Janet McCloud, a Tulalip elder and fishing rights activist, says:

First they came to take our land and water, then our fish and game. …Now they want our religions as well. All of a sudden, we have a lot of unscrupulous idiots running around saying they’re medicine people. And they’ll sell you a sweat lodge ceremony for fifty bucks. It’s not only wrong, it’s obscene. Indians don’t sell their spirituality to anybody, for any price. This is just another in a very long series of thefts from Indian people and, in some ways, this is the worst one yet.

I believe this issue of spiritual theft is especially important for those of us who are seeking to reconnect with the earth. We might naturally seek to learn from the people who have honored their connection to the land. And it is important to acknowledge that there is much to be learned from Native peoples. But in our search for help, we can do damage too, because of the context of the broken bonds between us. If we are not sharing the pain and the struggles of Indian peoples, then what right do we have to share in the celebrations?Solstice MJ IMG_0057

These ideas were previously explored in my essay “Wanting to Be Indian: When Spiritual Searching Turns into Cultural Theft” now available online in pdf format.  The quote from Janet McCloud was originally published in Z Magazine, Dec. 1990.

Sand Castles

Sand Castle

Photo by Margy Dowzer

Harold Kushner tells a story:

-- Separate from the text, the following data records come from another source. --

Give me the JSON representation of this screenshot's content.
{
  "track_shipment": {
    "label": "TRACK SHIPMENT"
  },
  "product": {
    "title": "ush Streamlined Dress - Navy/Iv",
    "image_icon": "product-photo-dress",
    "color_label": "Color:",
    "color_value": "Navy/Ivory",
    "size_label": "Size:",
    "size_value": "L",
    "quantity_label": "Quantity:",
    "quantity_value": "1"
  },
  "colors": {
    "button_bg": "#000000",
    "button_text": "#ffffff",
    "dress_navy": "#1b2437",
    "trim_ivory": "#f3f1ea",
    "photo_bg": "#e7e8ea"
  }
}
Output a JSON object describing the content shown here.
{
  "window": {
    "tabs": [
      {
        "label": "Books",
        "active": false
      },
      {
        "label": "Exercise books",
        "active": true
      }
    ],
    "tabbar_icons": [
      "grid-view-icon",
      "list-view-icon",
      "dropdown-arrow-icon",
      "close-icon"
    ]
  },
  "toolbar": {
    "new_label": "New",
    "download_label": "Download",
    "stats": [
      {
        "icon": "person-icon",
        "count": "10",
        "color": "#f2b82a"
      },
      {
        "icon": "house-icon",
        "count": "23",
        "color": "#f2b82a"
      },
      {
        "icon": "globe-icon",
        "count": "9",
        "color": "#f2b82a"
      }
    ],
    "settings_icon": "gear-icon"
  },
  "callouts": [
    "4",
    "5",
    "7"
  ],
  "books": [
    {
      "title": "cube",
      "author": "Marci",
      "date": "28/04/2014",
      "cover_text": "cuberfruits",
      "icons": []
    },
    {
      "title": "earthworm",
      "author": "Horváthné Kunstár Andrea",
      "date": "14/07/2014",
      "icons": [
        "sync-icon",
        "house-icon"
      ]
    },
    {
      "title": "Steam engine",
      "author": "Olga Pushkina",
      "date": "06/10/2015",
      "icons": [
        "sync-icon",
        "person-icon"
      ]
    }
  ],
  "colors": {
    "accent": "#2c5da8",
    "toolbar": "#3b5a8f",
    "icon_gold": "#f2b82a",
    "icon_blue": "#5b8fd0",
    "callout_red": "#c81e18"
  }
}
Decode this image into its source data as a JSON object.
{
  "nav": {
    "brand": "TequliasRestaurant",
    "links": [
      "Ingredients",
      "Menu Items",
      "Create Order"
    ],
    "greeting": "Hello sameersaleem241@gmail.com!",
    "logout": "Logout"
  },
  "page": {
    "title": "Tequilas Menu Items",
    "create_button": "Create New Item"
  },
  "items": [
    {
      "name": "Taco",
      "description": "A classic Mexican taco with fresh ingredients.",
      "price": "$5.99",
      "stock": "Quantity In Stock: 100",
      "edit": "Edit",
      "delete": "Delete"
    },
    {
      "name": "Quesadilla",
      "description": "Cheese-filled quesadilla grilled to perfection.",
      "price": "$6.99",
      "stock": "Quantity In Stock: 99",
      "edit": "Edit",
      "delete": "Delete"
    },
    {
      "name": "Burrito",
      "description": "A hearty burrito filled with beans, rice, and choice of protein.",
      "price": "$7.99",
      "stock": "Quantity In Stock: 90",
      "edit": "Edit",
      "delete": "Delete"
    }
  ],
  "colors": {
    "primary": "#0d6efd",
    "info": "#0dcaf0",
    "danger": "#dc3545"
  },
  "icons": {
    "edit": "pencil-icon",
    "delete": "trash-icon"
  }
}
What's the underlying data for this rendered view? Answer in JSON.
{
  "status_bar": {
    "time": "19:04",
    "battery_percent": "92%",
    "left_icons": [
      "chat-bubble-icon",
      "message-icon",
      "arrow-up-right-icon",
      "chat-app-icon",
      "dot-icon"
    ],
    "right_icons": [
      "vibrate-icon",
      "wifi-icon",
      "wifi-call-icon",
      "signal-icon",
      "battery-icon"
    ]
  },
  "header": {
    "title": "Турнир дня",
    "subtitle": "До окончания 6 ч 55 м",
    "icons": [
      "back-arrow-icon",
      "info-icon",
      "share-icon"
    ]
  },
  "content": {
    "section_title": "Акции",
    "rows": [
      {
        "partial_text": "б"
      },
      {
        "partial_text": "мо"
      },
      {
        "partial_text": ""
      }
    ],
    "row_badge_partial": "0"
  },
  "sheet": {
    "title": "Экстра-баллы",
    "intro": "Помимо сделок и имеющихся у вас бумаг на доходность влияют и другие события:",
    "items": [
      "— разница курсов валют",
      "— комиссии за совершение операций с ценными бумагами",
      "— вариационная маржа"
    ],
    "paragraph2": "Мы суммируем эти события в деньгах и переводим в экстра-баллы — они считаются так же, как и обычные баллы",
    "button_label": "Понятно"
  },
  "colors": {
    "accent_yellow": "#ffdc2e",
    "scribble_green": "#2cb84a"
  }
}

I was sitting on a beach one summer day, watching two children, a boy and a girl, playing in the sand. They were hard at work building an elaborate sand castle by the water’s edge, with gates and towers and moats and internal passages. Just when they had nearly finished their project, a big wave came along and knocked it down, reducing it to a heap of wet sand. I expected the children to burst into tears, devastated by what had happened to all their hard work. But they surprised me. Instead, they ran up the shore away from the water, laughing and holding hands, and sat down to build another castle.

All the things in our lives, all the complicated structures we spend so much time and energy creating, are built on sand. Only our relationships to other people endure. Sooner or later, the wave will come along and knock down what we have worked so hard to build up. When that happens, only the person who has somebody’s hand to hold will be able to laugh.

From When All You’ve Ever Wanted Isn’t Enough, (New York: Fireside, 1986) p. 165-166.